=== WHAT IS NEEDED ===
Wherever a line below holds the word "JSON", copy that line.

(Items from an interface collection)
▼▼▼

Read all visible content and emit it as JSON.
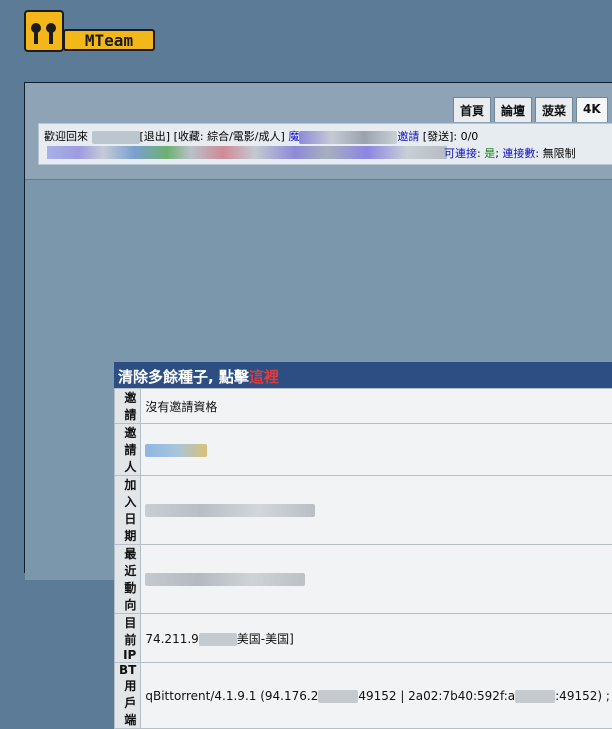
{
  "header": {
    "logo": "MTeam"
  },
  "nav": {
    "tabs": [
      {
        "label": "首頁"
      },
      {
        "label": "論壇"
      },
      {
        "label": "菠菜"
      },
      {
        "label": "4K"
      }
    ]
  },
  "info_bar": {
    "welcome": "歡迎回來",
    "logout": "退出",
    "bracket_close": "]",
    "favorites_prefix": "[收藏: ",
    "favorites": "綜合/電影/成人",
    "favorites_suffix": "] ",
    "magic_partial": "魔",
    "invite_partial": "邀請",
    "sent_label": " [發送]: 0/0",
    "connectable_partial": "可連接",
    "connectable_colon": ": ",
    "connectable_value": "是",
    "connections_label": "連接數",
    "connections_value": ": 無限制"
  },
  "user_panel": {
    "header_text": "清除多餘種子, 點擊",
    "header_link": "這裡",
    "rows": [
      {
        "label": "邀請",
        "value": "沒有邀請資格"
      },
      {
        "label": "邀請人",
        "value": ""
      },
      {
        "label": "加入日期",
        "value": ""
      },
      {
        "label": "最近動向",
        "value": ""
      },
      {
        "label": "目前IP",
        "value": "74.211.9",
        "value_suffix": "美国-美国]"
      },
      {
        "label": "BT用戶端",
        "value": "qBittorrent/4.1.9.1 (94.176.2",
        "value_mid": "49152 | 2a02:7b40:592f:a",
        "value_suffix": ":49152) ;"
      }
    ]
  },
  "colors": {
    "page_bg": "#5b7b97",
    "panel_header": "#2c4e82",
    "link_blue": "#1010c8",
    "link_red": "#e33a3a",
    "connectable_green": "#0c7d0c"
  }
}
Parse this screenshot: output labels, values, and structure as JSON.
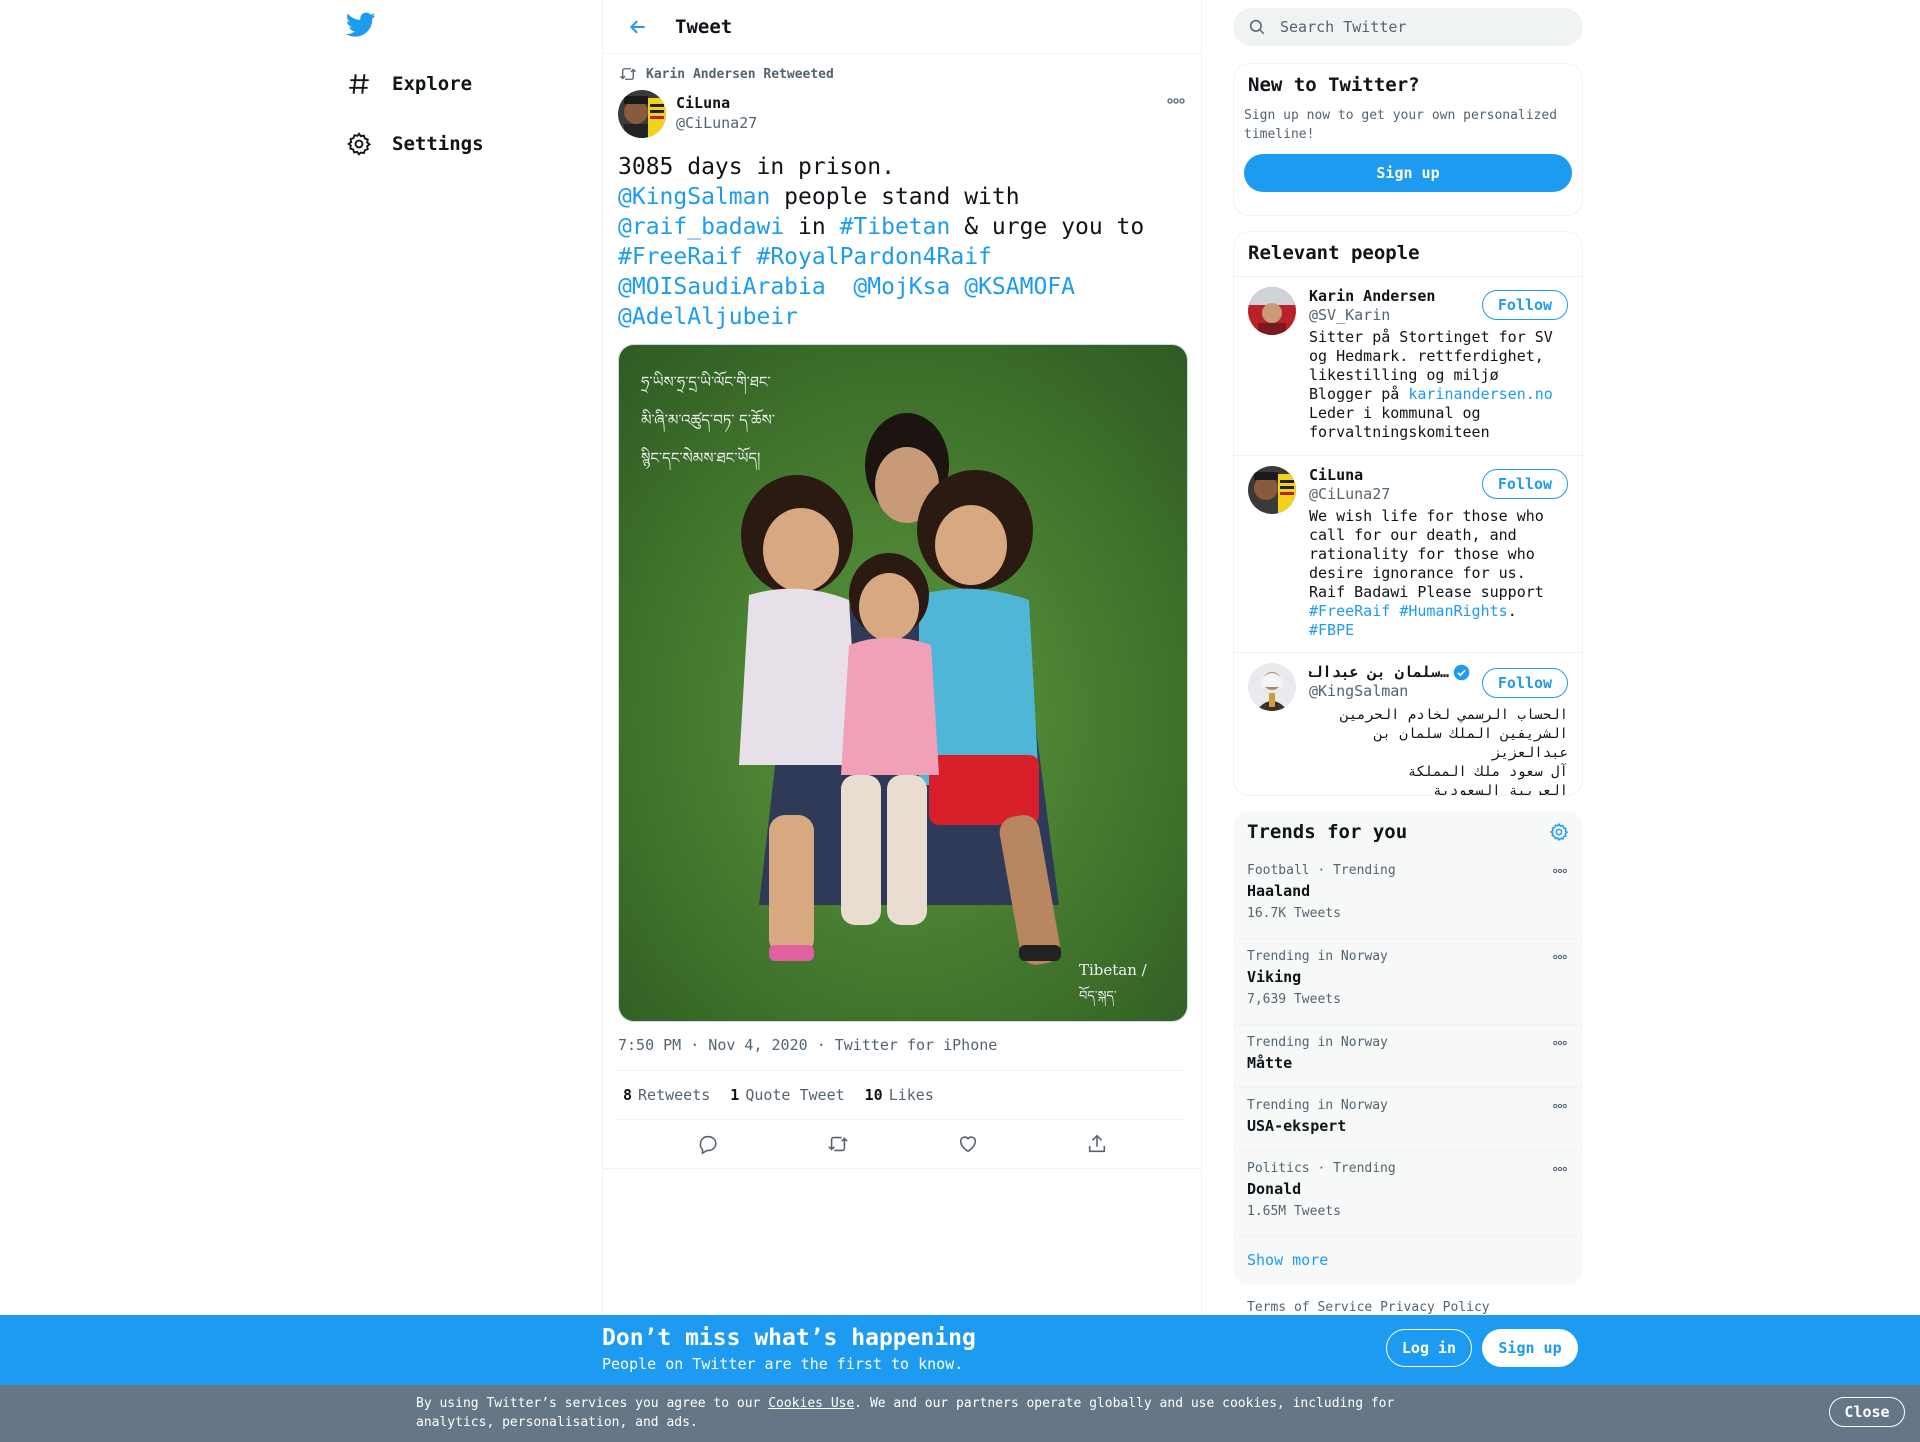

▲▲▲

=== ANSWER TO THE EXERCISE ===
Read all visible content and emit it as JSON.
Parse this screenshot: output labels, values, and structure as JSON.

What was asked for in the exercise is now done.